My dad cleared his schedule for the day, with a wife and kids at home and a job as a priest. He drives to this guy’s house, he welcomes my father into a room that he has in the basement, and he says “Ralph, do you like Beethoven?”
My dad loves Beethoven, he’s a huge classical music fan, so this was an easy answer for him. He says “Great.”, and he gives my dad what he remembers to be two pressed pills, which I imagine must have been seized drugs, since he was not only a cop, but an undercover cop doing drug busts.
These drugs go somewhere when they’re seized, and somehow Vinny had some.
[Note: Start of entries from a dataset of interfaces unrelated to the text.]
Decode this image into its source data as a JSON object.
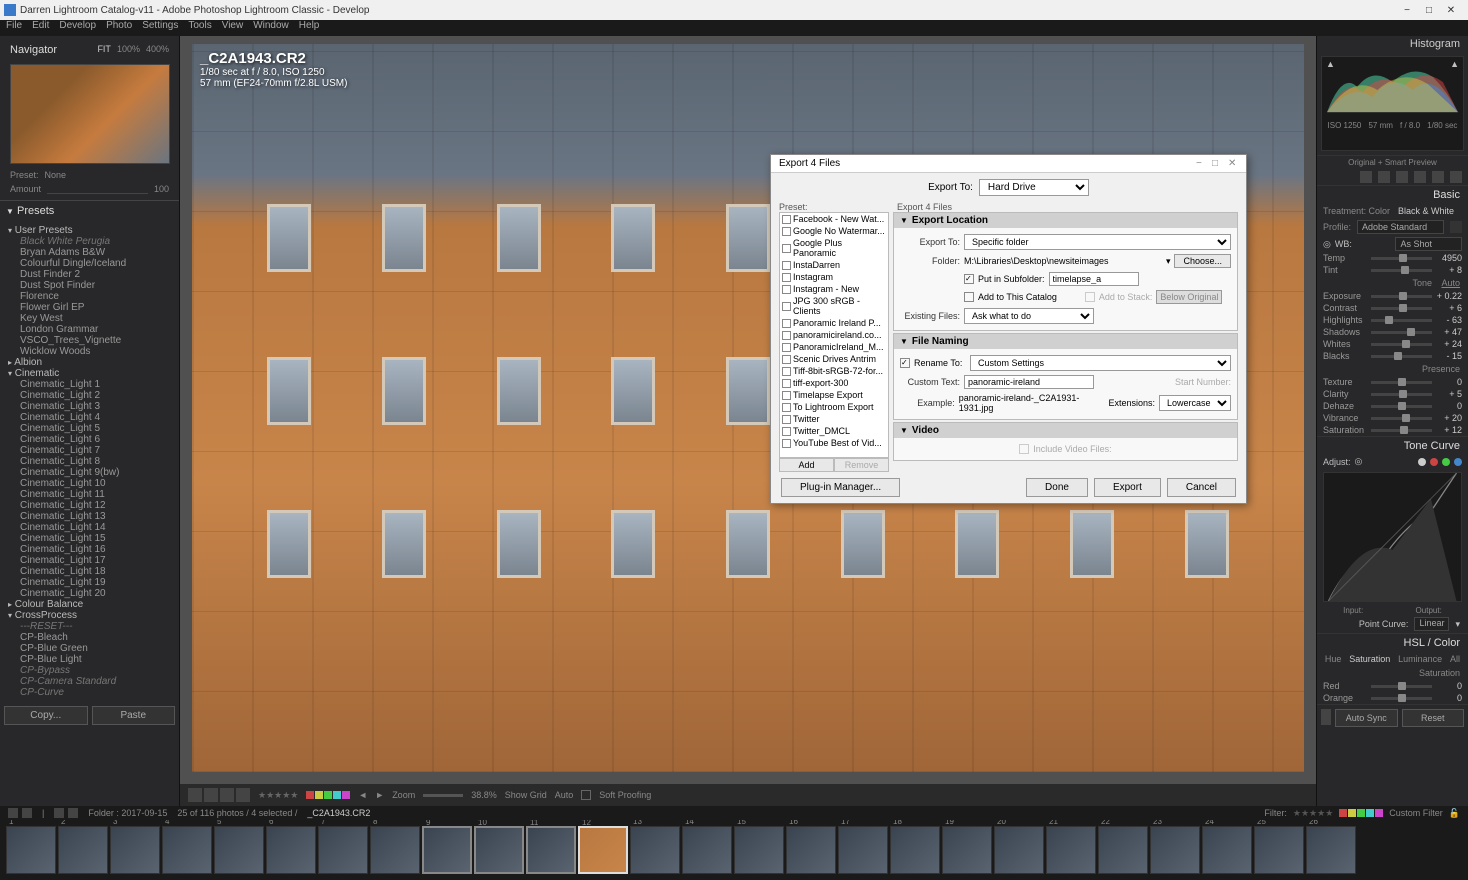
{
  "titlebar": {
    "title": "Darren Lightroom Catalog-v11 - Adobe Photoshop Lightroom Classic - Develop"
  },
  "menubar": [
    "File",
    "Edit",
    "Develop",
    "Photo",
    "Settings",
    "Tools",
    "View",
    "Window",
    "Help"
  ],
  "navigator": {
    "title": "Navigator",
    "zoom_levels": [
      "FIT",
      "100%",
      "400%"
    ],
    "preset_label": "Preset:",
    "preset_value": "None",
    "amount_label": "Amount",
    "amount_value": "100"
  },
  "presets": {
    "title": "Presets",
    "groups": [
      {
        "name": "User Presets",
        "expanded": true,
        "items": [
          {
            "label": "Black White Perugia",
            "italic": true
          },
          {
            "label": "Bryan Adams B&W"
          },
          {
            "label": "Colourful Dingle/Iceland"
          },
          {
            "label": "Dust Finder 2"
          },
          {
            "label": "Dust Spot Finder"
          },
          {
            "label": "Florence"
          },
          {
            "label": "Flower Girl EP"
          },
          {
            "label": "Key West"
          },
          {
            "label": "London Grammar"
          },
          {
            "label": "VSCO_Trees_Vignette"
          },
          {
            "label": "Wicklow Woods"
          }
        ]
      },
      {
        "name": "Albion",
        "expanded": false,
        "items": []
      },
      {
        "name": "Cinematic",
        "expanded": true,
        "items": [
          {
            "label": "Cinematic_Light 1"
          },
          {
            "label": "Cinematic_Light 2"
          },
          {
            "label": "Cinematic_Light 3"
          },
          {
            "label": "Cinematic_Light 4"
          },
          {
            "label": "Cinematic_Light 5"
          },
          {
            "label": "Cinematic_Light 6"
          },
          {
            "label": "Cinematic_Light 7"
          },
          {
            "label": "Cinematic_Light 8"
          },
          {
            "label": "Cinematic_Light 9(bw)"
          },
          {
            "label": "Cinematic_Light 10"
          },
          {
            "label": "Cinematic_Light 11"
          },
          {
            "label": "Cinematic_Light 12"
          },
          {
            "label": "Cinematic_Light 13"
          },
          {
            "label": "Cinematic_Light 14"
          },
          {
            "label": "Cinematic_Light 15"
          },
          {
            "label": "Cinematic_Light 16"
          },
          {
            "label": "Cinematic_Light 17"
          },
          {
            "label": "Cinematic_Light 18"
          },
          {
            "label": "Cinematic_Light 19"
          },
          {
            "label": "Cinematic_Light 20"
          }
        ]
      },
      {
        "name": "Colour Balance",
        "expanded": false,
        "items": []
      },
      {
        "name": "CrossProcess",
        "expanded": true,
        "items": [
          {
            "label": "---RESET---",
            "italic": true
          },
          {
            "label": "CP-Bleach"
          },
          {
            "label": "CP-Blue Green"
          },
          {
            "label": "CP-Blue Light"
          },
          {
            "label": "CP-Bypass",
            "italic": true
          },
          {
            "label": "CP-Camera Standard",
            "italic": true
          },
          {
            "label": "CP-Curve",
            "italic": true
          }
        ]
      }
    ]
  },
  "copy_paste": {
    "copy": "Copy...",
    "paste": "Paste"
  },
  "photo_info": {
    "filename": "_C2A1943.CR2",
    "exposure": "1/80 sec at f / 8.0, ISO 1250",
    "lens": "57 mm (EF24-70mm f/2.8L USM)"
  },
  "bottom_toolbar": {
    "zoom_label": "Zoom",
    "zoom_pct": "38.8%",
    "show_grid": "Show Grid",
    "auto": "Auto",
    "soft_proofing": "Soft Proofing"
  },
  "right": {
    "histogram_title": "Histogram",
    "histo_meta": [
      "ISO 1250",
      "57 mm",
      "f / 8.0",
      "1/80 sec"
    ],
    "orig_preview": "Original + Smart Preview",
    "basic": {
      "title": "Basic",
      "treatment": "Treatment:",
      "color": "Color",
      "bw": "Black & White",
      "profile_label": "Profile:",
      "profile_value": "Adobe Standard",
      "wb_label": "WB:",
      "wb_value": "As Shot",
      "tone_label": "Tone",
      "auto": "Auto",
      "presence": "Presence",
      "sliders": [
        {
          "label": "Temp",
          "value": "4950",
          "pos": 52
        },
        {
          "label": "Tint",
          "value": "+ 8",
          "pos": 55
        },
        {
          "label": "Exposure",
          "value": "+ 0.22",
          "pos": 52
        },
        {
          "label": "Contrast",
          "value": "+ 6",
          "pos": 53
        },
        {
          "label": "Highlights",
          "value": "- 63",
          "pos": 30
        },
        {
          "label": "Shadows",
          "value": "+ 47",
          "pos": 65
        },
        {
          "label": "Whites",
          "value": "+ 24",
          "pos": 58
        },
        {
          "label": "Blacks",
          "value": "- 15",
          "pos": 45
        },
        {
          "label": "Texture",
          "value": "0",
          "pos": 50
        },
        {
          "label": "Clarity",
          "value": "+ 5",
          "pos": 52
        },
        {
          "label": "Dehaze",
          "value": "0",
          "pos": 50
        },
        {
          "label": "Vibrance",
          "value": "+ 20",
          "pos": 57
        },
        {
          "label": "Saturation",
          "value": "+ 12",
          "pos": 54
        }
      ]
    },
    "tone_curve": {
      "title": "Tone Curve",
      "adjust": "Adjust:",
      "input": "Input:",
      "output": "Output:",
      "point_curve": "Point Curve:",
      "point_value": "Linear"
    },
    "hsl": {
      "title": "HSL / Color",
      "tabs": [
        "Hue",
        "Saturation",
        "Luminance",
        "All"
      ],
      "active_tab": "Saturation",
      "sat_label": "Saturation",
      "sliders": [
        {
          "label": "Red",
          "value": "0",
          "pos": 50
        },
        {
          "label": "Orange",
          "value": "0",
          "pos": 50
        }
      ]
    },
    "autosync": {
      "auto_sync": "Auto Sync",
      "reset": "Reset"
    }
  },
  "filmstrip": {
    "folder_label": "Folder : 2017-09-15",
    "count": "25 of 116 photos / 4 selected /",
    "filename": "_C2A1943.CR2",
    "filter_label": "Filter:",
    "custom_filter": "Custom Filter",
    "thumb_count": 26,
    "selected_indices": [
      9,
      10,
      11,
      12
    ],
    "current_index": 12
  },
  "export_dialog": {
    "title": "Export 4 Files",
    "export_to_label": "Export To:",
    "export_to_value": "Hard Drive",
    "preset_label": "Preset:",
    "files_label": "Export 4 Files",
    "preset_items": [
      "Facebook - New Wat...",
      "Google No Watermar...",
      "Google Plus Panoramic",
      "InstaDarren",
      "Instagram",
      "Instagram - New",
      "JPG 300 sRGB - Clients",
      "Panoramic Ireland P...",
      "panoramicireland.co...",
      "PanoramicIreland_M...",
      "Scenic Drives Antrim",
      "Tiff-8bit-sRGB-72-for...",
      "tiff-export-300",
      "Timelapse Export",
      "To Lightroom Export",
      "Twitter",
      "Twitter_DMCL",
      "YouTube Best of Vid..."
    ],
    "add_btn": "Add",
    "remove_btn": "Remove",
    "location": {
      "header": "Export Location",
      "export_to_label": "Export To:",
      "export_to_value": "Specific folder",
      "folder_label": "Folder:",
      "folder_value": "M:\\Libraries\\Desktop\\newsiteimages",
      "choose": "Choose...",
      "put_subfolder": "Put in Subfolder:",
      "subfolder_value": "timelapse_a",
      "add_catalog": "Add to This Catalog",
      "add_stack": "Add to Stack:",
      "stack_value": "Below Original",
      "existing_label": "Existing Files:",
      "existing_value": "Ask what to do"
    },
    "naming": {
      "header": "File Naming",
      "rename_label": "Rename To:",
      "rename_value": "Custom Settings",
      "custom_text_label": "Custom Text:",
      "custom_text_value": "panoramic-ireland",
      "start_num_label": "Start Number:",
      "example_label": "Example:",
      "example_value": "panoramic-ireland-_C2A1931-1931.jpg",
      "ext_label": "Extensions:",
      "ext_value": "Lowercase"
    },
    "video": {
      "header": "Video",
      "include": "Include Video Files:"
    },
    "plugin_mgr": "Plug-in Manager...",
    "done": "Done",
    "export": "Export",
    "cancel": "Cancel"
  }
}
He gives my dad the LSD, he tells him to lie down on the floor, he has a carpet there, and he just starts DJing Beethoven records at my dad all day long while my dad just lies there and blisses out on the floor for the whole session.
My dad talks about it humbly and modestly. He says things like “The music got right inside in my body. The colors of the room, the colors of the strings, all of the sounds and timbres of the orchestrations mixed behind my eyelids.”
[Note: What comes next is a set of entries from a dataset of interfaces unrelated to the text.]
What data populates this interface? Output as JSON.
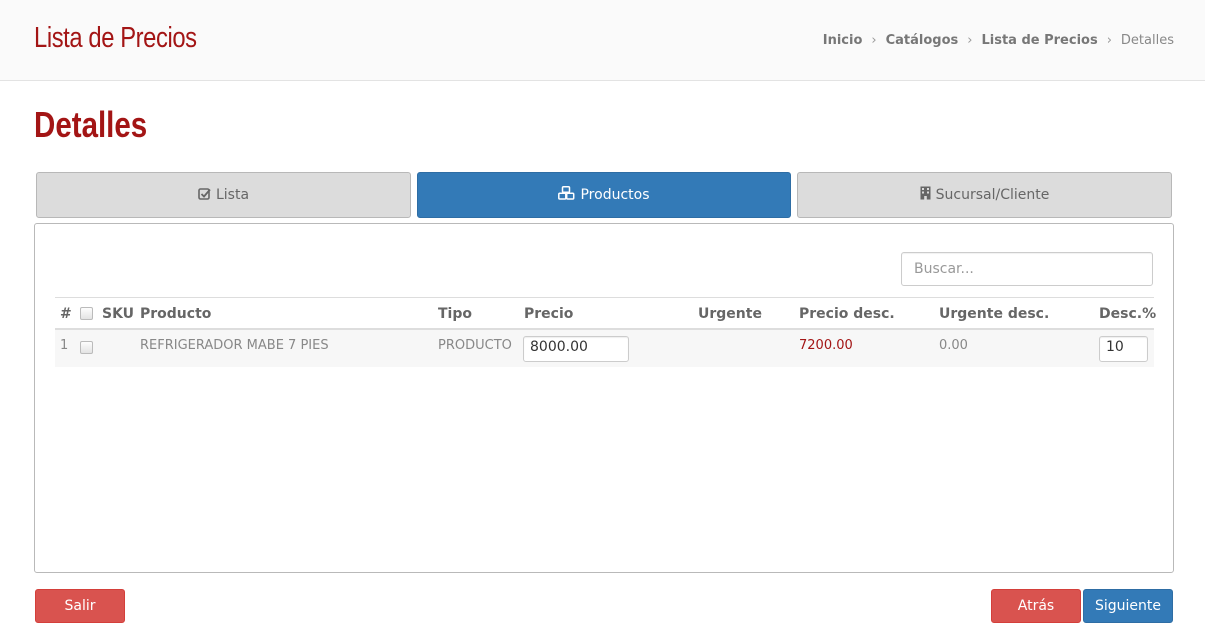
{
  "header": {
    "app_title": "Lista de Precios",
    "breadcrumb": [
      "Inicio",
      "Catálogos",
      "Lista de Precios",
      "Detalles"
    ]
  },
  "page": {
    "section_title": "Detalles"
  },
  "tabs": [
    {
      "label": "Lista",
      "icon": "check-square-icon",
      "active": false
    },
    {
      "label": "Productos",
      "icon": "cubes-icon",
      "active": true
    },
    {
      "label": "Sucursal/Cliente",
      "icon": "building-icon",
      "active": false
    }
  ],
  "search": {
    "placeholder": "Buscar...",
    "value": ""
  },
  "table": {
    "columns": [
      "#",
      "SKU",
      "Producto",
      "Tipo",
      "Precio",
      "Urgente",
      "Precio desc.",
      "Urgente desc.",
      "Desc.%"
    ],
    "rows": [
      {
        "num": "1",
        "sku": "",
        "producto": "REFRIGERADOR MABE 7 PIES",
        "tipo": "PRODUCTO",
        "precio": "8000.00",
        "urgente": "",
        "precio_desc": "7200.00",
        "urgente_desc": "0.00",
        "desc_pct": "10"
      }
    ]
  },
  "buttons": {
    "exit": "Salir",
    "back": "Atrás",
    "next": "Siguiente"
  },
  "colors": {
    "brand_red": "#a31515",
    "primary": "#337ab7",
    "danger": "#d9534f"
  }
}
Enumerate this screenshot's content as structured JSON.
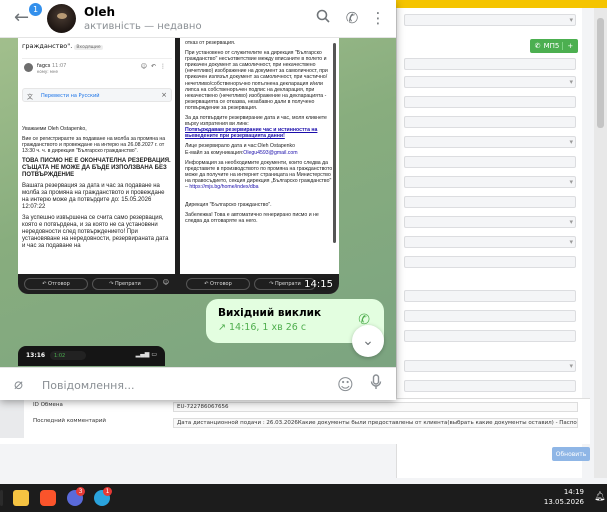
{
  "telegram": {
    "unread_badge": "1",
    "contact_name": "Oleh",
    "contact_status": "активність — недавно",
    "composer_placeholder": "Повідомлення...",
    "call": {
      "title": "Вихідний виклик",
      "details": "14:16, 1 хв 26 с"
    }
  },
  "screenshot": {
    "top_text": "гражданство\".",
    "top_tag": "Входящие",
    "sender_name": "fagcs",
    "sender_time": "11:07",
    "sender_sub": "кому: мне",
    "translate_label": "Перевести на Русский",
    "greeting": "Уважаеми Oleh Ostapenko,",
    "para1": "Вие се регистрирахте за подаване на молба за промяна на гражданството и провеждане на интерю на 26.08.2027 г. от 13:30 ч. ч. в дирекция \"Българско гражданство\".",
    "warning": "ТОВА ПИСМО НЕ Е ОКОНЧАТЕЛНА РЕЗЕРВАЦИЯ. СЪЩАТА НЕ МОЖЕ ДА БЪДЕ ИЗПОЛЗВАНА БЕЗ ПОТВЪРЖДЕНИЕ",
    "para2": "Вашата резервация за дата и час за подаване на молба за промяна на гражданството и провеждане на интерю може да потвърдите до: 15.05.2026 12:07:22",
    "para3": "За успешно извършена се счита само резервация, която е потвърдена, и за която не са установени нередовности след потвърждението! При установяване на нередовности, резервираната дата и час за подаване на",
    "reply_label": "Отговор",
    "forward_label": "Препрати",
    "right_para1": "отказ от резервация.",
    "right_para2": "При установено от служителите на дирекция \"Българско гражданство\" несъответствие между вписаните в полето и прикачен документ за самоличност, при некачествено (нечетливо) изображение на документ за самоличност, при прикачен излязъл документ за самоличност, при частично/нечетливо/собственоръчно попълнена декларация и/или липса на собственоръчен подпис на декларация, при некачествено (нечетливо) изображение на декларацията - резервацията се отказва, незабавно дали в получено потвърждение за резервация.",
    "right_para3": "За да потвърдите резервирание дата и час, моля кликнете върху изпратения ви линк:",
    "right_link": "Потвърждавам резервирание час и истинността на вьеведените при резервацията данни!",
    "right_para4": "Лице резервирало дата и час:Oleh Ostapenko",
    "right_email_label": "E-майл за комуникация:",
    "right_email": "Olegu4593@gmail.com",
    "right_para5": "Информация за необходимите документи, които следва да представите в производството по промяна на гражданството може да получите на интернет страницата на Министерство на правосъдието, секция дирекция „Българско гражданство\" –",
    "right_url": "https://mjs.bg/home/index/dba",
    "right_para6": "Дирекция \"Българско гражданство\".",
    "right_para7": "Забележка! Това е автоматично генерирано писмо и не следва да отговаряте на него.",
    "time": "14:15"
  },
  "screenshot2": {
    "time": "13:16",
    "pill": "1:02"
  },
  "crm": {
    "green_button": "МП5",
    "green_plus": "+",
    "row1_label": "ID Обмена",
    "row1_value": "EU-722786067656",
    "row2_label": "Последний комментарий",
    "row2_value": "Дата дистанционной подачи : 26.03.2026Какие документы были предоставлены от клиента(выбрать какие документы оставил) - Паспорт внутренний все страница",
    "save_button": "Обновить"
  },
  "taskbar": {
    "chat_badge": "3",
    "tg_badge": "1",
    "time": "14:19",
    "date": "13.05.2026"
  }
}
He had a wonderful experience and eight to twelve hours later he shook Vinny’s hand, got up and drove back home to his life. He’s never done psychedelics since then, but it really left his mind completely open and receptive to the fact that these are interesting and safe experiences, someone who in other ways wasn’t particularly caught up in the psychedelic whirlwind of the 60’s and 70’s as I mentioned, which I think is interesting.
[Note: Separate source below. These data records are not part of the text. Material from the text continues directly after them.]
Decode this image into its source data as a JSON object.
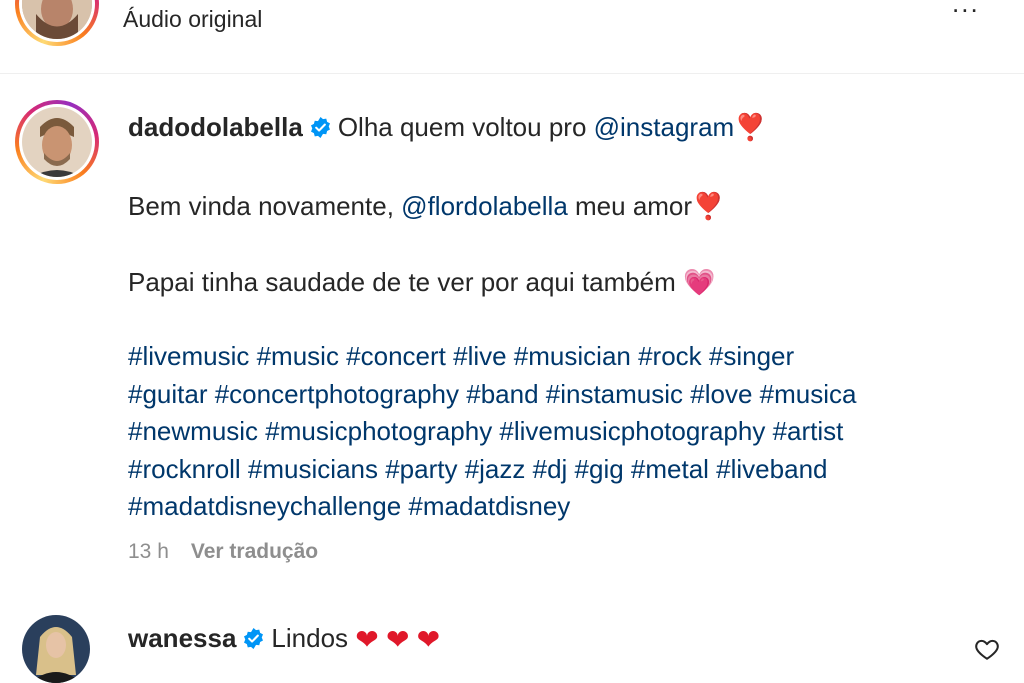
{
  "top": {
    "audio_label": "Áudio original",
    "more_label": "..."
  },
  "post": {
    "username": "dadodolabella",
    "line1_text": "Olha quem voltou pro",
    "line1_mention": "@instagram",
    "line1_emoji": "❣️",
    "line2_text": "Bem vinda novamente,",
    "line2_mention": "@flordolabella",
    "line2_after": "meu amor",
    "line2_emoji": "❣️",
    "line3_text": "Papai tinha saudade de te ver por aqui também",
    "line3_emoji": "💗",
    "hashtag_lines": [
      "#livemusic #music #concert #live #musician #rock #singer",
      "#guitar #concertphotography #band #instamusic #love #musica",
      "#newmusic #musicphotography #livemusicphotography #artist",
      "#rocknroll #musicians #party #jazz #dj #gig #metal #liveband",
      "#madatdisneychallenge #madatdisney"
    ],
    "time": "13 h",
    "translate_label": "Ver tradução"
  },
  "comment": {
    "username": "wanessa",
    "text": "Lindos",
    "emojis": [
      "❤",
      "❤",
      "❤"
    ]
  },
  "icons": {
    "verified": "verified-badge-icon",
    "heart": "heart-outline-icon",
    "more": "more-options-icon"
  },
  "colors": {
    "link": "#00376b",
    "verified": "#0095f6",
    "muted": "#8e8e8e",
    "heart_red": "#e0182a"
  }
}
That’s about it for the story. The reason that I think it’s cool to tell in 2015 is because this guy who’s a narc, these people who we demonize like crazy within the psychedelics conversation. Not only did this guy have the presence of mind to understand that there was something not just illegal and bad about the drugs he was tracking down and seizing, but he also was seemingly a totally well-trained psychedelic session leader or therapist.
He did exactly what they do at the Johns Hopkins studies. He led my dad through more or less textbook how all the clinical trials are being led these days inside of controlled academic or medical situations, and this guy’s an undercover cop doing this with what I imagine stolen seized drugs to a priest who married him because he thinks it would be a meaningful gift for him having just blessed his relationship that he’s gonna be following through with for the rest of his life.
It trips me out in a bunch of different ways, and I think it’s really humanizing and interesting to all the different sides of the stories that we’re telling and thinking about interacting with these days, that all these different people, whether or not they’ve had direct experiences with the substances themselves, they probably do have some personal understanding of what’s going on that’s not just straight dogmatic, not just straight legalistic, and on the other side, not directly anti-any of those things for us on the
Wherever this guy is right now, I thank him like crazy for having done this, and I imagine if he did it with my father, my father isn’t the only one that he did this to.
Danji is an artist and musician living in Montreal, who likes self-organizing in community forums surrounding austerity resistance, psychedelic and consciousness research, and plants.